● **Data extracts**:
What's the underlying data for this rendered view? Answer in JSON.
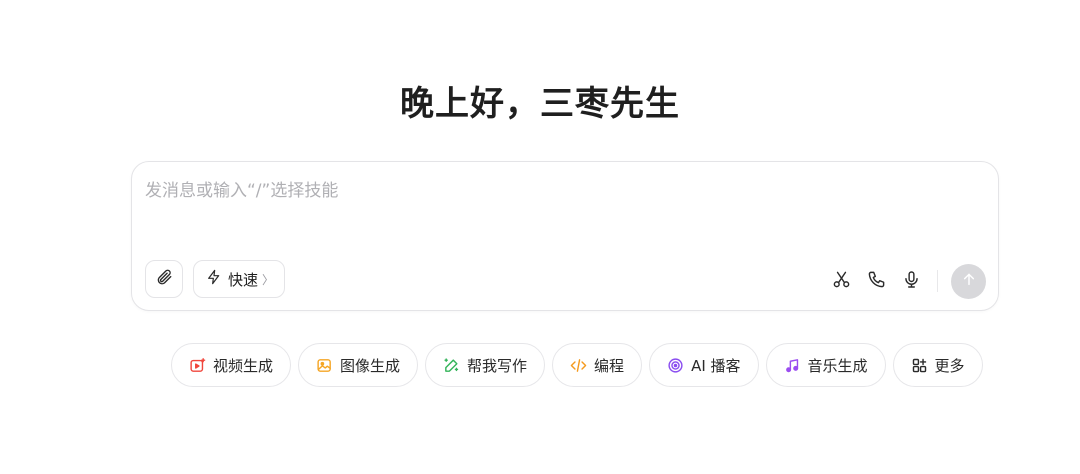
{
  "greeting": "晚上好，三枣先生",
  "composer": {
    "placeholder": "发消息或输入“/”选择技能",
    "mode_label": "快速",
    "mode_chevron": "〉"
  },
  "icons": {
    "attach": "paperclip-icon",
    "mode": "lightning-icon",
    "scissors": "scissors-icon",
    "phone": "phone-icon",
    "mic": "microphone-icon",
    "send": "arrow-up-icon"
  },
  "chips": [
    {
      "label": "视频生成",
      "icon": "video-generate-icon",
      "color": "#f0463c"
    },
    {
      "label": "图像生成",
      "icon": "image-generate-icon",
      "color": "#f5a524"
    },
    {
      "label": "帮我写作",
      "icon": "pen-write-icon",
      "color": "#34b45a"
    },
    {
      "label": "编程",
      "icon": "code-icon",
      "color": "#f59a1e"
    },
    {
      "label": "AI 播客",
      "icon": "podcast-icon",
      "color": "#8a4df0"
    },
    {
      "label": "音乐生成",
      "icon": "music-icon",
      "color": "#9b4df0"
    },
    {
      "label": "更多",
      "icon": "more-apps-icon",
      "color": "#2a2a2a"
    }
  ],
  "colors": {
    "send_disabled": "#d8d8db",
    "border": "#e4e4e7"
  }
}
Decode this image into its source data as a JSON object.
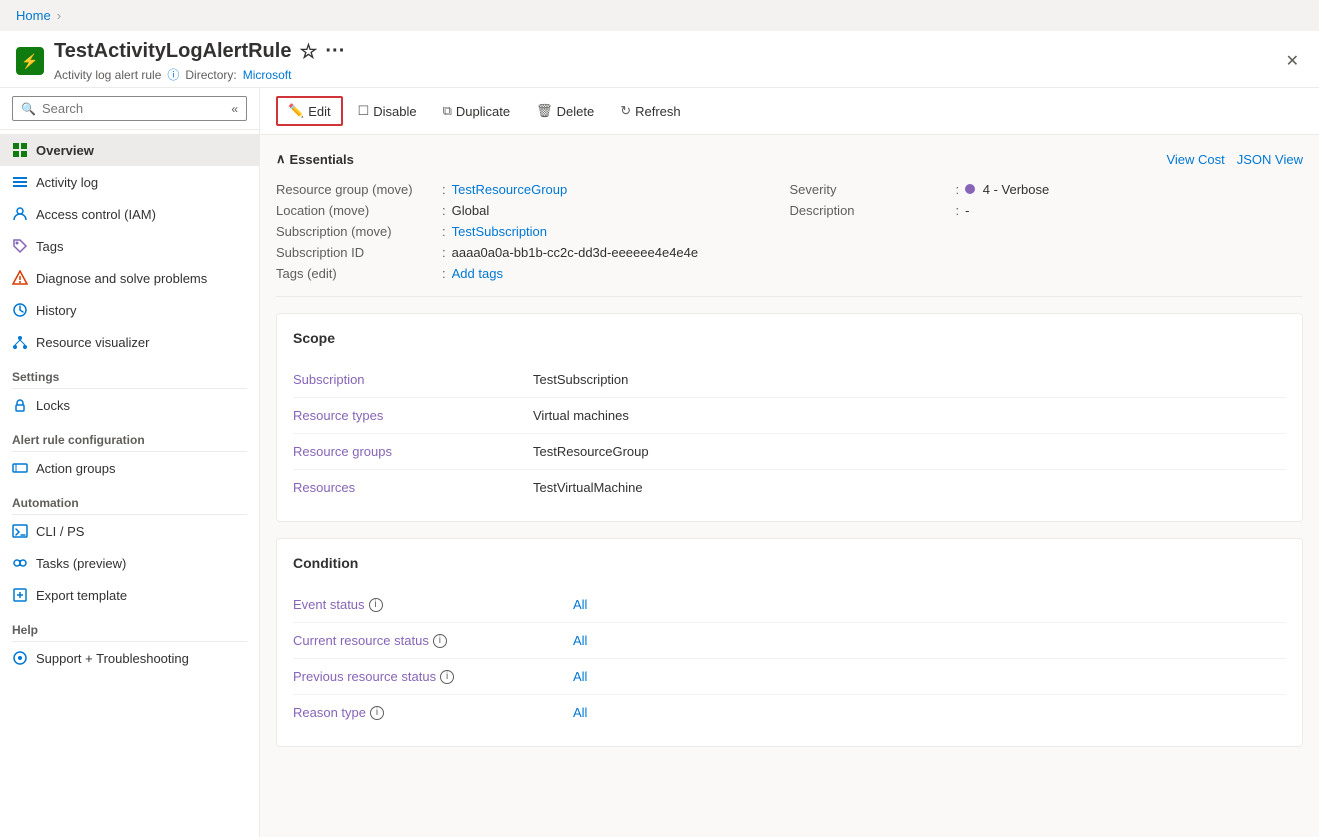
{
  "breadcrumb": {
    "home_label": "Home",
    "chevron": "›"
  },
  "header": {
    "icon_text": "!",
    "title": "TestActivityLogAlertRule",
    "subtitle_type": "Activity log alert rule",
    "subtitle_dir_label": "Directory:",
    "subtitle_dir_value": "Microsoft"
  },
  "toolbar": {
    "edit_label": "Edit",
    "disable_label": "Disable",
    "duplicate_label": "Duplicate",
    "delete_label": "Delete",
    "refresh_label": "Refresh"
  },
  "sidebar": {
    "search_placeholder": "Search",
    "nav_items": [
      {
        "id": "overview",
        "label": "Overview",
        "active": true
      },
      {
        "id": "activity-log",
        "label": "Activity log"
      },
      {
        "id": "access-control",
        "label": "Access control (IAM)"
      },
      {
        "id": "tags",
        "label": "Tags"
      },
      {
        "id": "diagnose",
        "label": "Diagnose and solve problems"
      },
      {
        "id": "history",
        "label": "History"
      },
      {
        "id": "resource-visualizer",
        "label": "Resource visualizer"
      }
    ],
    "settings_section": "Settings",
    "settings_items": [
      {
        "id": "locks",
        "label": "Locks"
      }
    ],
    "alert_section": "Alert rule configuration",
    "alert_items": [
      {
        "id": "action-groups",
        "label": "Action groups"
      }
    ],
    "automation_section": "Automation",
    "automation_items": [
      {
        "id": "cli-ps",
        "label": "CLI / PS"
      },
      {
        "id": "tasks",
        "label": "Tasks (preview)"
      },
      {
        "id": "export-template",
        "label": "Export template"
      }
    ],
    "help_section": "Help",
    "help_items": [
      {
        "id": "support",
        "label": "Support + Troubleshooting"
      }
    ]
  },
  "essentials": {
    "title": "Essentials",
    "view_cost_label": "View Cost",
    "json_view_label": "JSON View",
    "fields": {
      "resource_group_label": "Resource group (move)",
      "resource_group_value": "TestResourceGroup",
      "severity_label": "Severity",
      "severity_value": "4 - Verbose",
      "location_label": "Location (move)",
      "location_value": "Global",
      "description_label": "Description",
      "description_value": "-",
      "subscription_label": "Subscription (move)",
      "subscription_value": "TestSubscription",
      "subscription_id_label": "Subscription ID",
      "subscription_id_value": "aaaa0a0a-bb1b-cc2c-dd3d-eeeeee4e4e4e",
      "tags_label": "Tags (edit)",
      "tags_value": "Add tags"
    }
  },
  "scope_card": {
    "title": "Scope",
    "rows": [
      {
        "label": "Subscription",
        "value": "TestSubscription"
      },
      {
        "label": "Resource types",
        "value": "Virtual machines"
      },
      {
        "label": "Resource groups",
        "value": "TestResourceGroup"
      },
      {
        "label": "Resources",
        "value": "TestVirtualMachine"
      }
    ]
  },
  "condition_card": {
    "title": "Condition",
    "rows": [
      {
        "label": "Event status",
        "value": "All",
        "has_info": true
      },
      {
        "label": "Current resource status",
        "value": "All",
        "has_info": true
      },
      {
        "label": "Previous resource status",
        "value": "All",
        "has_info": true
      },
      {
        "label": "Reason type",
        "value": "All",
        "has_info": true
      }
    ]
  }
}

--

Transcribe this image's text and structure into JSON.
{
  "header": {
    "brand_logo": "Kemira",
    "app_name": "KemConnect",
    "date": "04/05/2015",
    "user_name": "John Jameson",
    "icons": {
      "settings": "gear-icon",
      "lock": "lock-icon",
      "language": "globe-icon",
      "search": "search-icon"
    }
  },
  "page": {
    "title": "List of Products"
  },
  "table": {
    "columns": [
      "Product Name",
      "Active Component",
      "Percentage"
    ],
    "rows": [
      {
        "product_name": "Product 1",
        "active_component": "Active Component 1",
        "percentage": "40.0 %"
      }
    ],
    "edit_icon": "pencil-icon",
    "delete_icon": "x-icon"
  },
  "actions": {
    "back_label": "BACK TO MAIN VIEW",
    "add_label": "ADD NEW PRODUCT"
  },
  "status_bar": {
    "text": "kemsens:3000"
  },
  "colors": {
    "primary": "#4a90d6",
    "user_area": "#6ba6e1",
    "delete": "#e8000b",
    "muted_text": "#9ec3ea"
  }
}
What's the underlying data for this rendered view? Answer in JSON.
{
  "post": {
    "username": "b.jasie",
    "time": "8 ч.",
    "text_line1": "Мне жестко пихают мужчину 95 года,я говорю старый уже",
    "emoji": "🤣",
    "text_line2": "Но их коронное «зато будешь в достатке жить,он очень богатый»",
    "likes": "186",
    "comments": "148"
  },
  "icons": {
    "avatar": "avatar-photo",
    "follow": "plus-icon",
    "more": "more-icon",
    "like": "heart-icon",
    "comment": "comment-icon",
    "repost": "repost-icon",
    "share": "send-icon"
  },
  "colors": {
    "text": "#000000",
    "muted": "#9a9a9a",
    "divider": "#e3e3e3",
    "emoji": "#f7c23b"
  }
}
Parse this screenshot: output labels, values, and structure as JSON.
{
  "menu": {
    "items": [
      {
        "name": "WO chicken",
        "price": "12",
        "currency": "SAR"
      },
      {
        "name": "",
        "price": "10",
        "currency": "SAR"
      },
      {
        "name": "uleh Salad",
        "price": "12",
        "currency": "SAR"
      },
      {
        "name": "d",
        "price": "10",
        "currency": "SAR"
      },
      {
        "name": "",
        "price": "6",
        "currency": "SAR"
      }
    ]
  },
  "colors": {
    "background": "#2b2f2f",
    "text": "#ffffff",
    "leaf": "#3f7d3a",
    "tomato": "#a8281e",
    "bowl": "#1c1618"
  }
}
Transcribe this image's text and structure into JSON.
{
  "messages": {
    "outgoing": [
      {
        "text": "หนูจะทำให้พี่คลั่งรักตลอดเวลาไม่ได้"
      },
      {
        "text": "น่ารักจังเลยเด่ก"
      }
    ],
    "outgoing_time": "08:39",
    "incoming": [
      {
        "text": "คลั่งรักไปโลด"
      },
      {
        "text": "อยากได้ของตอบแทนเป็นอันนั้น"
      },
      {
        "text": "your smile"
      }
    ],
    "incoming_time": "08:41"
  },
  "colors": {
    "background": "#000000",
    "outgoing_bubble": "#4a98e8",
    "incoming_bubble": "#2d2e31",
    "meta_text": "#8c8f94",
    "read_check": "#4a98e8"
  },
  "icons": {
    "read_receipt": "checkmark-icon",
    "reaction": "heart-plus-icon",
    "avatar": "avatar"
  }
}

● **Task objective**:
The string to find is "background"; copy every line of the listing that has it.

● **Response below**:
    "background": "#2b2f2f",
    "background": "#000000",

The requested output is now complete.